Dr. Lee was born in Shanghai, China, and received his college and medical training in the United States. He is fluent in English and three Chinese dialects. He graduated with chemistry departmental honors from Harvey Mudd College. He was appointed president of AOA society at UCLA School of Medicine. He underwent internal medicine residency and gastroenterology fellowship training at Cedars Sinai Medical Center.
Jay W. Marks, MD, is a board-certified internist and gastroenterologist. He graduated from Yale University School of Medicine and trained in internal medicine and gastroenterology at UCLA/Cedars-Sinai Medical Center in Los Angeles.
Patients who have hereditary colon cancer syndromes usually
have no symptoms and are unaware that they have colon polyps or early colon
cancers. They usually will develop colon cancers early in life (often before
ages 40-50). Therefore, to prevent colon cancers in patients with hereditary
colon cancer syndromes, colon screening must begin early.
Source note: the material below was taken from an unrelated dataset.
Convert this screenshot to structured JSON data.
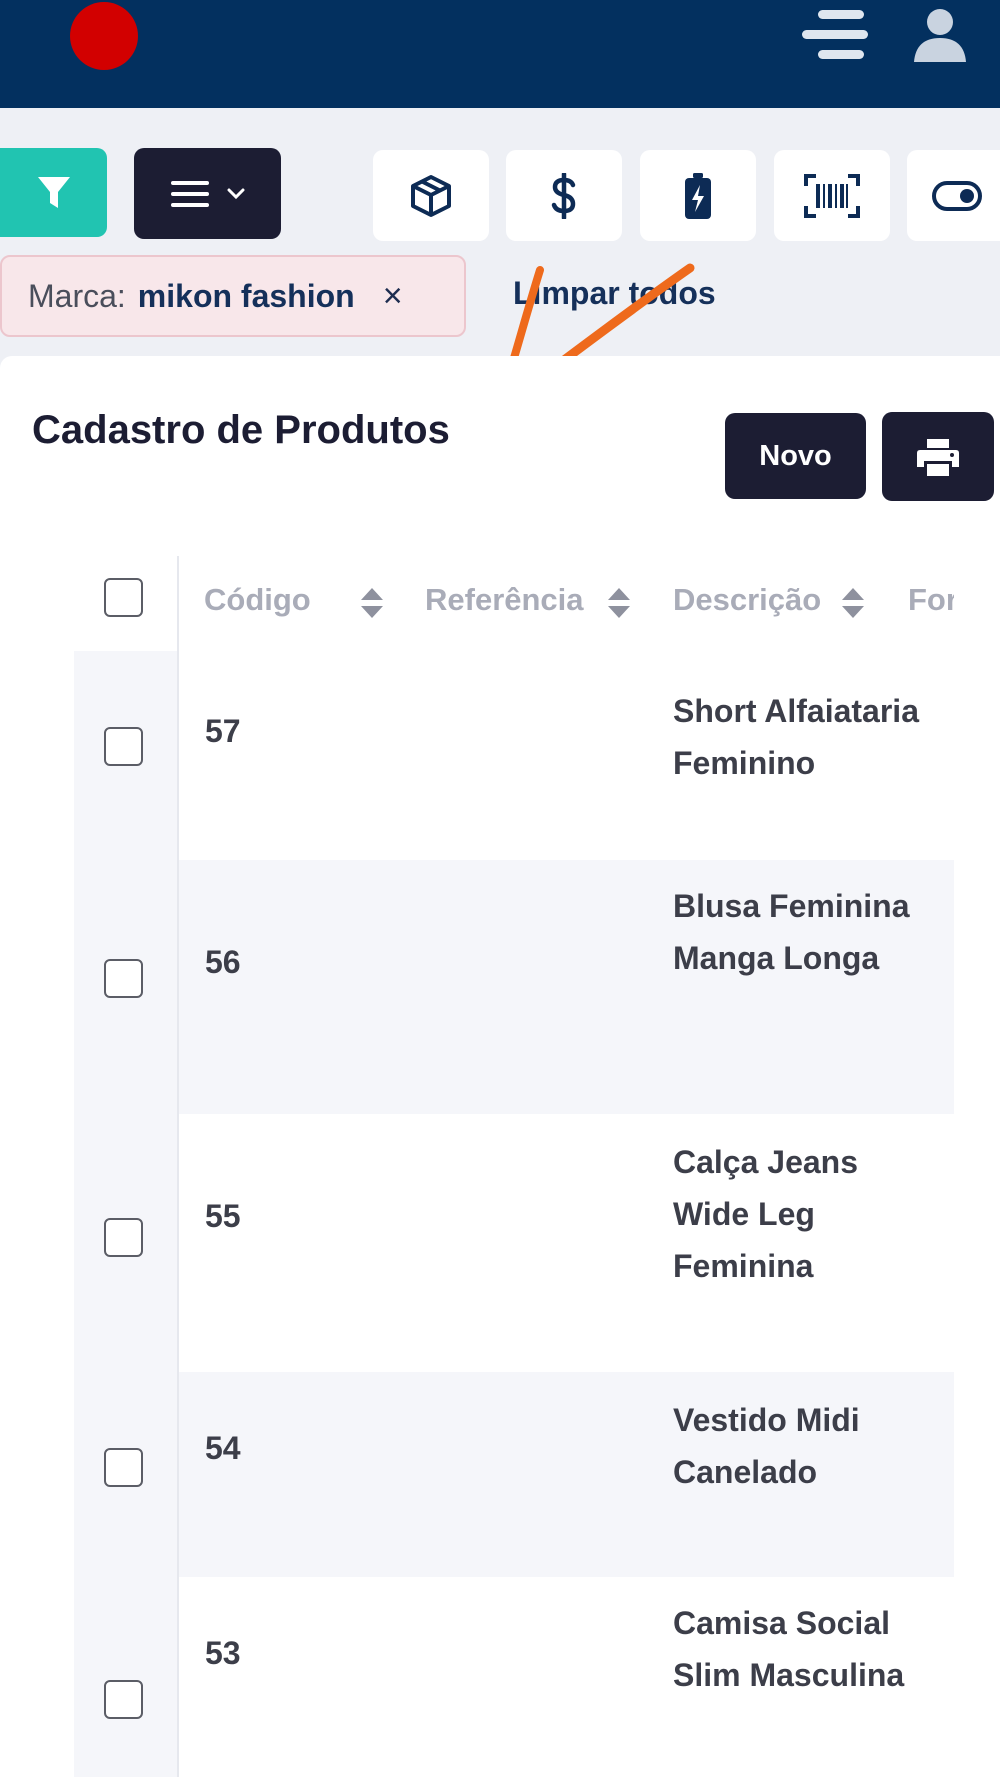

For example, patients
with FAP should have annual flexible sigmoidoscopies starting at age 12,
patients with AFAP should have annual colonoscopies starting at age 25, and
patients with HNPCC should have colonoscopies beginning at age 25 (or 10 years
younger than the earliest colon cancer diagnosed in the family, whichever is
earlier). The current screening recommendations for the general population
(fecal occult blood testing, flexible sigmoidoscopy, and colonoscopy beginning at ages 40-50) are
inadequate for most patients with hereditary colon cancer syndromes.
Genetic counseling and testing are important to identify
patients and family members with hereditary colon cancer syndromes so that
screening with flexible sigmoidoscopies and colonoscopies can begin early and,
if necessary, the colon can be removed surgically to prevent colon cancer.
Moreover, depending on which hereditary colon cancer syndrome is present, early
screening for other types of cancer such as ovarian, uterine, stomach, ureter, and thyroid may be